Yamdroktso to Gyantse [October 4, 2002]
Day one of our Landcruiser tour. It's not possible to rent a car
and self-drive in Tibet. In fact, the car comes with both a driver and
a guide. We head out of Lhasa and drive through fields of
Monet haystacks and riverbanks lined with beech trees turning a
beautiful shade of yellow. We pass by a large Buddha
commemorating the visit of a Bangladeshi monk who
stopped there to rest in the 11th century.
Our guide translates the name of the village as
We veer off the new Shigatse road to
begin the climb up, up, up over the Khambala Pass (4794m)
to Yamdroktso lake.
The road up becomes steeper and steeper and ever more precarious
as we ascend. Eventually we are careening around switchbacks over thousand
foot drops. Passing is even more nerve-wracking and of course since we're
in a LandCruiser we pass several slower buses and trucks. Fortunately,
there is very little traffic coming the other way.
Yamdroktso Lake (N29 11.705 E90 36.940)
is a bright turquoise with the snow capped peak of Nojin Kangsan
visible in the distance about 60 km away.
The views are stunning.
Yamdroktso is one of Tibet's largest and holiest lakes
with an area of more than 600 square kilometers.
It is also one of its most endangered. A hydro power facility is
near where our road turned uphill. Water is siphoned from the lake
to drive turbines 800 meters below on the valley floor.
Some experts have estimated that
the lake will be drained in 20 years, but the Chinese deny that
there will be any environmental impact.
We continued around the lake for many miles, and then over
the Karo La pass at 5010m.
We stopped at the pass among
some Tibetan tents and a few yaks. Huge waterfalls pour off
the bottom of the snow capped mountain in the distance.
From here, we
drive through some fairly gentle, treeless brown rolling meadows
and valleys. They go for miles with subtle shades of brown, rust,
yellow, light green. We're well above the tree line here. There
are no trees and no plants other than scrubby grass
On to an overlook above another bright turquoise lake. This one
is man-made. The Gyantse dam is right around the corner.
We switch back down the back side of the dam and continue on
another fairly flat drive through
barley fields to Gyantse.
We visit Gyantse monastery
just before closing time. Our guide seems to know ALL the Buddhas, lamas,
guardians, and other cohorts among the thousands of statues
at each monastery we visit.
In fact, he spent several years as a monk
before he became a guide and memorization of the important figures
is part of the training.
Our hands are washed with holy water and we drink a sip to bring
us good luck. This is the first stupa we've visited that can be
seen inside. We climb to the top, but decline to pay the extra 10Y

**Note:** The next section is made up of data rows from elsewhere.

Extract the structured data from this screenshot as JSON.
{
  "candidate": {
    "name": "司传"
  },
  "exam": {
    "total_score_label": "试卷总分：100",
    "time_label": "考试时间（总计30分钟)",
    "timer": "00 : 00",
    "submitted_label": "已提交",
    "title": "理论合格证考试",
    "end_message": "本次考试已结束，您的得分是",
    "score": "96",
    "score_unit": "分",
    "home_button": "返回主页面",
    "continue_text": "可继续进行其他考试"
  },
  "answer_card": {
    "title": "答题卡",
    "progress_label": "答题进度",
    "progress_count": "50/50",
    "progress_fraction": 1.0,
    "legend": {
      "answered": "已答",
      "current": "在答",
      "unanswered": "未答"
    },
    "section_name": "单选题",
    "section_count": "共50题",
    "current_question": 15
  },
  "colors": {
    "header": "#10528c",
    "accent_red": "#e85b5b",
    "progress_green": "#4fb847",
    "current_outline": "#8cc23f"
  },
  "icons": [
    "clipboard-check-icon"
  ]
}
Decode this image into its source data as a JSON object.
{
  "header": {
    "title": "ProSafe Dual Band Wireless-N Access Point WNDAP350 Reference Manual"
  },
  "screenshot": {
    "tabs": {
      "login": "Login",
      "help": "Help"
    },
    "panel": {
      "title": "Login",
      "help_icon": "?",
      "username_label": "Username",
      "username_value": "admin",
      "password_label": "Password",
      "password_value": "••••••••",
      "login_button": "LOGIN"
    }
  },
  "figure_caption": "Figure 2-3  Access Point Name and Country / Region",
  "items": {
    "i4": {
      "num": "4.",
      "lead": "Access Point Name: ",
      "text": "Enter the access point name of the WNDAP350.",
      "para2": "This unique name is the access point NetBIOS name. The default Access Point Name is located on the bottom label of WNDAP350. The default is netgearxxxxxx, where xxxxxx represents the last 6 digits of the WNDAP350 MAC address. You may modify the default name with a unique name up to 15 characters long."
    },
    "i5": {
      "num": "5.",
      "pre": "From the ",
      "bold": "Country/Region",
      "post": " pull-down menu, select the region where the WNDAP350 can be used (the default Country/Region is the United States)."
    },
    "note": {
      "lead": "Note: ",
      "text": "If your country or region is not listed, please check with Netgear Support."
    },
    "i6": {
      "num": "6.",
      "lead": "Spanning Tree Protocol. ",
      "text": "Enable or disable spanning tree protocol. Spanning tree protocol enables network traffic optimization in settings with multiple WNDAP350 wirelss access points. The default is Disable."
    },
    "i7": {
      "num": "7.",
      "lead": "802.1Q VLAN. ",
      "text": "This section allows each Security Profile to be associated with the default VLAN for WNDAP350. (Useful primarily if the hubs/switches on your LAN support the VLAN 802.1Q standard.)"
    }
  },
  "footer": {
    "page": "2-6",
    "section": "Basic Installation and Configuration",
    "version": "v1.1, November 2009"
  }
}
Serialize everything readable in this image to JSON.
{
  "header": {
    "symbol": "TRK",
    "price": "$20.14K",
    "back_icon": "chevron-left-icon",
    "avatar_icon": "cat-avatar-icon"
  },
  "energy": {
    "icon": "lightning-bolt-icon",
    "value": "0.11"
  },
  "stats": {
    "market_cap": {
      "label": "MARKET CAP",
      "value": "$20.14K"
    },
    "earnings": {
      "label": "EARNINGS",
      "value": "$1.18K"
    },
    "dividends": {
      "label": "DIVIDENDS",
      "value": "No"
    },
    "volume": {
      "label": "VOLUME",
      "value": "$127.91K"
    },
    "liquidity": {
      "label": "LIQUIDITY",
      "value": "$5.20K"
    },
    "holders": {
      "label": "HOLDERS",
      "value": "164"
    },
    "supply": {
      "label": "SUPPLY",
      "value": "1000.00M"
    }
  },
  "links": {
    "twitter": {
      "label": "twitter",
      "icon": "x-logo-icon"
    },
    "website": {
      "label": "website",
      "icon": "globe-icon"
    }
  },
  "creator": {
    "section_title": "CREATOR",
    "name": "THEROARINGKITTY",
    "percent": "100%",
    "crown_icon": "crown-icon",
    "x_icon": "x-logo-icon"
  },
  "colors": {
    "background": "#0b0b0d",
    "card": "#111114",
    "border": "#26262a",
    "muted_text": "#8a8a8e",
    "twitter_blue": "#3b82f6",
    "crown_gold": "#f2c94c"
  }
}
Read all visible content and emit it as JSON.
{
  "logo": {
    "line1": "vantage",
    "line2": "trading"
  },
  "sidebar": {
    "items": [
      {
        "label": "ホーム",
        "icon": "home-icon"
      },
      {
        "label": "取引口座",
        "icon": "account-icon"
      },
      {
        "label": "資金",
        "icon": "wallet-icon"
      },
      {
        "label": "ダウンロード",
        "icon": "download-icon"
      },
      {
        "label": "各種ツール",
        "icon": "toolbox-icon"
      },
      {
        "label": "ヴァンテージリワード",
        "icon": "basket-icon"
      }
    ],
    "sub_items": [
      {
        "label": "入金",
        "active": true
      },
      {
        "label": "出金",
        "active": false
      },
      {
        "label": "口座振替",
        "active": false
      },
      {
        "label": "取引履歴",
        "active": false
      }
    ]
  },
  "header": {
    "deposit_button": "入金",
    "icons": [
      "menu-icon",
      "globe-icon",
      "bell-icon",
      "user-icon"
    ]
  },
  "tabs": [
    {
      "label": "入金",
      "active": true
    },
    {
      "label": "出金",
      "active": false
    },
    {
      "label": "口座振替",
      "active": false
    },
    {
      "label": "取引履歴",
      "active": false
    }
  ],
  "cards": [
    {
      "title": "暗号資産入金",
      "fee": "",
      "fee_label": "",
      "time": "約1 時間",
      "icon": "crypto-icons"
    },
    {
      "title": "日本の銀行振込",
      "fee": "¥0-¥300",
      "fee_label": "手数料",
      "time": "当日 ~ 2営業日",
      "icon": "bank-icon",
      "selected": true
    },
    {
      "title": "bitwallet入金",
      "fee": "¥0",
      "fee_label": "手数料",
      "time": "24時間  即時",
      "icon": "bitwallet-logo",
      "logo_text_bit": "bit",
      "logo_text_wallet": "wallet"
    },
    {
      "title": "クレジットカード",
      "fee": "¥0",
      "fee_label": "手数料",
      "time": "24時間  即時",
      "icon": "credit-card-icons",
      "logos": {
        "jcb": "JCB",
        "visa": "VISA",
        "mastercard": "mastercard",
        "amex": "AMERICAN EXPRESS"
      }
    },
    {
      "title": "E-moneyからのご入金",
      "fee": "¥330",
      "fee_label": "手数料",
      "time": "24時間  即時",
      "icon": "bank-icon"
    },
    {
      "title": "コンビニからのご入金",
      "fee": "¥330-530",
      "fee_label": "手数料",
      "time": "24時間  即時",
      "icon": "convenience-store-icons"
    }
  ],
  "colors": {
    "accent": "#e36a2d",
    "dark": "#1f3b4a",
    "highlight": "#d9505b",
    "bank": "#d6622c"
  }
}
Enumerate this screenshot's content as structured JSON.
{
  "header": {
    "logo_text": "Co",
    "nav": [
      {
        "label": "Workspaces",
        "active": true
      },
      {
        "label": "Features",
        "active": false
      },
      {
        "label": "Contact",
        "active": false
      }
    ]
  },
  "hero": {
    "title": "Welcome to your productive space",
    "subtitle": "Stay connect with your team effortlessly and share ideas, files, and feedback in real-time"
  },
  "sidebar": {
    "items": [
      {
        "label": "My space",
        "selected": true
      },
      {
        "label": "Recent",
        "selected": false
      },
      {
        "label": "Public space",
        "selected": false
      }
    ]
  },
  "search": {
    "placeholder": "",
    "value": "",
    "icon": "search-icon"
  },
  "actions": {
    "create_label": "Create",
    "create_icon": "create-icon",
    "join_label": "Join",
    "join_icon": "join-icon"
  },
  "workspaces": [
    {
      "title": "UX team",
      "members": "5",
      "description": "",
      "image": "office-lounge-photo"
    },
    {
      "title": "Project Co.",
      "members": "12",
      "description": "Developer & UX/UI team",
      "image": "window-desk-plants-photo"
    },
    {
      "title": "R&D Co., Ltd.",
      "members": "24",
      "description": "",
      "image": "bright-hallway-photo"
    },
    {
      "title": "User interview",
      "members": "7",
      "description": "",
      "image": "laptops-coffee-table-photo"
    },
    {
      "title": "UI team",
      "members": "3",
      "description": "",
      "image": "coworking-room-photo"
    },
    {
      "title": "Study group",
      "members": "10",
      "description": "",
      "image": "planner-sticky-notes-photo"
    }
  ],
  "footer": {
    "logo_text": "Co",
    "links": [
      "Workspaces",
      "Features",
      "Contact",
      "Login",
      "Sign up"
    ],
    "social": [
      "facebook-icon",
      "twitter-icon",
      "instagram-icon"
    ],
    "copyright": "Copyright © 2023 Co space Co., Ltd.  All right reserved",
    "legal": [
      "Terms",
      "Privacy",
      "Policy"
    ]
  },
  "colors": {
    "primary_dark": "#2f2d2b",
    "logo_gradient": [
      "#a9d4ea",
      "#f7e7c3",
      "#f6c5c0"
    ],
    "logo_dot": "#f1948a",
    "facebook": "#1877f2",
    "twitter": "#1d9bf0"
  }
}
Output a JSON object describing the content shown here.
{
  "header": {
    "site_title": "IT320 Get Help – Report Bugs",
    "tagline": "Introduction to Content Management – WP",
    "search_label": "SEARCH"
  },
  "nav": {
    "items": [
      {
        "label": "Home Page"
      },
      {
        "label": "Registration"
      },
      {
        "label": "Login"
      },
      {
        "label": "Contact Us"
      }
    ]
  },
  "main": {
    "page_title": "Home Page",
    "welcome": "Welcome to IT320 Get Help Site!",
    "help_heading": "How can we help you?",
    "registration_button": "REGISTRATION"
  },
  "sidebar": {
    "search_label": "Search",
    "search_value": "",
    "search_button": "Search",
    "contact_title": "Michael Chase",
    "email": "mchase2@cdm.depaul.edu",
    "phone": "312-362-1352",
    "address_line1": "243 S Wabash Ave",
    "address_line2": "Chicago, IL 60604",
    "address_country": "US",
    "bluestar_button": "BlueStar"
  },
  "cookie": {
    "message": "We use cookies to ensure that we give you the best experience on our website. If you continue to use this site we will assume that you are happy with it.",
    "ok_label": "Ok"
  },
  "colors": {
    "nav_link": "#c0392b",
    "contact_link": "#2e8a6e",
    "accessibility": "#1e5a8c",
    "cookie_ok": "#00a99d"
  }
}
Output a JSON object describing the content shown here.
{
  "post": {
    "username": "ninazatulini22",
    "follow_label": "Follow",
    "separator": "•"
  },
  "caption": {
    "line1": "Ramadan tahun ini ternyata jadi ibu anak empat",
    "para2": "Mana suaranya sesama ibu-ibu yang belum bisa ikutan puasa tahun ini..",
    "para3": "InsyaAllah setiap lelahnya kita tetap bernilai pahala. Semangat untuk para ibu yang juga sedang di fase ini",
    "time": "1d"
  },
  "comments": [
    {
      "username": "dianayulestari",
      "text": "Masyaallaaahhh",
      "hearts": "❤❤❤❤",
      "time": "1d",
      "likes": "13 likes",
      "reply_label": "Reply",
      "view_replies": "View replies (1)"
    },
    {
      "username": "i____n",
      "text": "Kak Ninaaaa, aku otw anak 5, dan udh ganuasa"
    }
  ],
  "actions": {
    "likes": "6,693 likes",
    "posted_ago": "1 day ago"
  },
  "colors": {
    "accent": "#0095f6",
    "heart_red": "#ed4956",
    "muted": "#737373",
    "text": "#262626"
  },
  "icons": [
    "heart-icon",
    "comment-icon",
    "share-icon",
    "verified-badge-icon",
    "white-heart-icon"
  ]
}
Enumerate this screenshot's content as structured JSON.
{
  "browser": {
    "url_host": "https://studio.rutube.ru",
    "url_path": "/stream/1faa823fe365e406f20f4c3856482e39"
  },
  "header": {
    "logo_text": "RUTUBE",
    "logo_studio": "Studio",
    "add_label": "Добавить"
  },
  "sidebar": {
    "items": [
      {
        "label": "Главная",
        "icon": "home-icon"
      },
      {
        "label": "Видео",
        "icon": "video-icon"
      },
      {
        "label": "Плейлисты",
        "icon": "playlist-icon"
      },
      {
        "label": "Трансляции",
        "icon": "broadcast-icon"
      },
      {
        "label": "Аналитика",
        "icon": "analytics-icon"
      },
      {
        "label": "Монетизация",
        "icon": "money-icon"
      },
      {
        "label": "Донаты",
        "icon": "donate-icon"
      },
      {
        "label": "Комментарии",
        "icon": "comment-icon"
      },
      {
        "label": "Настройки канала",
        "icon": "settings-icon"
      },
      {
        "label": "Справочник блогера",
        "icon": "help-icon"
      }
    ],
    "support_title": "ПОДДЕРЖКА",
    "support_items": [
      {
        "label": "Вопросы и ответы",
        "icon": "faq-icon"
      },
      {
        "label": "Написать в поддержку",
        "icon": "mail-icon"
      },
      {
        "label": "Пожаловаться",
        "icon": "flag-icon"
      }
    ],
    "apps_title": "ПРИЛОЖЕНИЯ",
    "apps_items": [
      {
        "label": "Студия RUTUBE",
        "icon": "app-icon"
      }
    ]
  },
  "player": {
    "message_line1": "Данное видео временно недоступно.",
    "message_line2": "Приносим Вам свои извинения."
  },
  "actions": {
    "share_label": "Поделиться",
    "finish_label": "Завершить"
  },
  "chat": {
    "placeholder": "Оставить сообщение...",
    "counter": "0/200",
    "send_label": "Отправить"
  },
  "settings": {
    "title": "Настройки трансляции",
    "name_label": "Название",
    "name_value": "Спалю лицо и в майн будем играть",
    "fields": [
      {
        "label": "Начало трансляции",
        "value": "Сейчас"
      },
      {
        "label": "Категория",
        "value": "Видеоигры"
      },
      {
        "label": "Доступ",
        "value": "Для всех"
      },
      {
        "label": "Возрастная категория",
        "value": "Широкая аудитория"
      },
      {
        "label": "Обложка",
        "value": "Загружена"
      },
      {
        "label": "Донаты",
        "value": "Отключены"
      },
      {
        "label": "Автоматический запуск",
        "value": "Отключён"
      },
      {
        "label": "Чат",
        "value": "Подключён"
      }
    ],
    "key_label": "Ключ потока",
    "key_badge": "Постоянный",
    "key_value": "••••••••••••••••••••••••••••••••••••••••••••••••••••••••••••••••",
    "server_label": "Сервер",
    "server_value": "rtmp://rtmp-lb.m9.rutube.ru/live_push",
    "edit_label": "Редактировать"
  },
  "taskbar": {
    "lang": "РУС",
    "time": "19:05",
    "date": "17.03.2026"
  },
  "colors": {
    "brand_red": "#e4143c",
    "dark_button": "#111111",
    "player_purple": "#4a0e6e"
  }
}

required to bring our camera with us. Mistake. The views from the
top are spectacular.
We visit the library and one of the monks is tidying up.
One of the ``books'' in the library has its pages out and
it can be handled. It's flexible and not nearly as fragile as I
expected. The gold writing is fresh and legible. Is this
really 700 years old?
We stayed the night in Gyantse. There are a few other groups with
their own landcruisers making similar trips as ours and consequently
stopping at the same places. We had dinner with a group we keep
bumping into including Mark, an English guy who had been traveling
for nearly a year. He had all of his stuff stolen while in Chengdu,
but after waiting 17 days for a replacement passport, was on the move
again. Zivan, had been on the road for 8 months, and Carey had been
working in China and was just setting out on her trip. They, as is
common, were planning to cross the border into Nepal after visiting
Everest Base Camp.